In the fall of 2010, the developers and adopters of the InterAct curriculum were interviewed during their use of the OERs.  The data includes observations of an instructor preparing to use an OER in his teaching as well as interviews with both instructors about their teaching and selection and use of OERs.  Both of these cases are largely positive, so the findings of these case studies are conjectures about aspects of the OERs that the researchers hypothesize to be contributing to successful use of these resources.

The researchers are interviewing a second round of faculty who are adopting one of the two OERs under study during the previous round.  This round of interviews encompasses four faculty from a variety of contexts within American formal higher education settings.  The faculty using the OLI statistics course are planning to use the OER for the first time while the faculty using the InterAct curriculum has experienced incorporating the OER during at least one previous term.

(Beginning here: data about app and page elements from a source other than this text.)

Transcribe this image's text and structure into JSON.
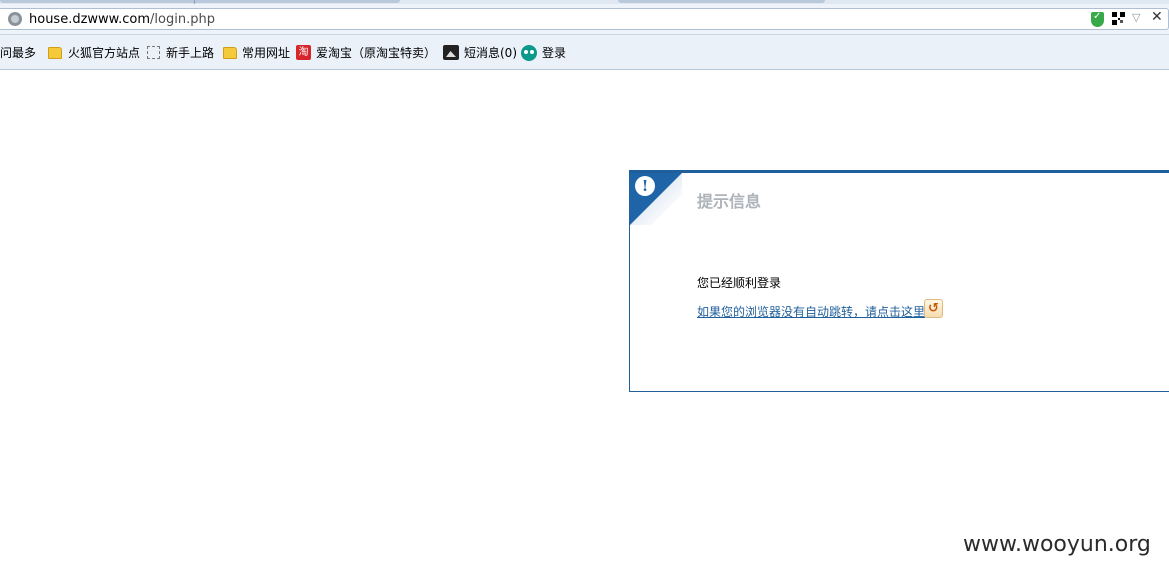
{
  "browser": {
    "address_bar": {
      "url_host": "house.dzwww.com",
      "url_path": "/login.php"
    },
    "bookmarks": [
      {
        "label": "访问最多",
        "icon": "none"
      },
      {
        "label": "火狐官方站点",
        "icon": "folder-icon"
      },
      {
        "label": "新手上路",
        "icon": "dotted-box-icon"
      },
      {
        "label": "常用网址",
        "icon": "folder-icon"
      },
      {
        "label": "爱淘宝（原淘宝特卖）",
        "icon": "taobao-icon",
        "icon_text": "淘"
      },
      {
        "label": "短消息(0)",
        "icon": "message-icon"
      },
      {
        "label": "登录",
        "icon": "owl-icon"
      }
    ]
  },
  "message_panel": {
    "title": "提示信息",
    "message": "您已经顺利登录",
    "redirect_link": "如果您的浏览器没有自动跳转，请点击这里",
    "accent_color": "#1e64a6"
  },
  "watermark": "www.wooyun.org"
}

During the first round of interviews the researchers observed the OERs were useful in two different ways.  In one case the OER provided instructional activities with content that fitted well with the programme that an instructor had established.  In the other case, activities of interacting with web resources were the skills targeted by instruction.  The researchers plan to have enough data to begin constructing and testing a framework for evaluation as they continue the study of OER travel.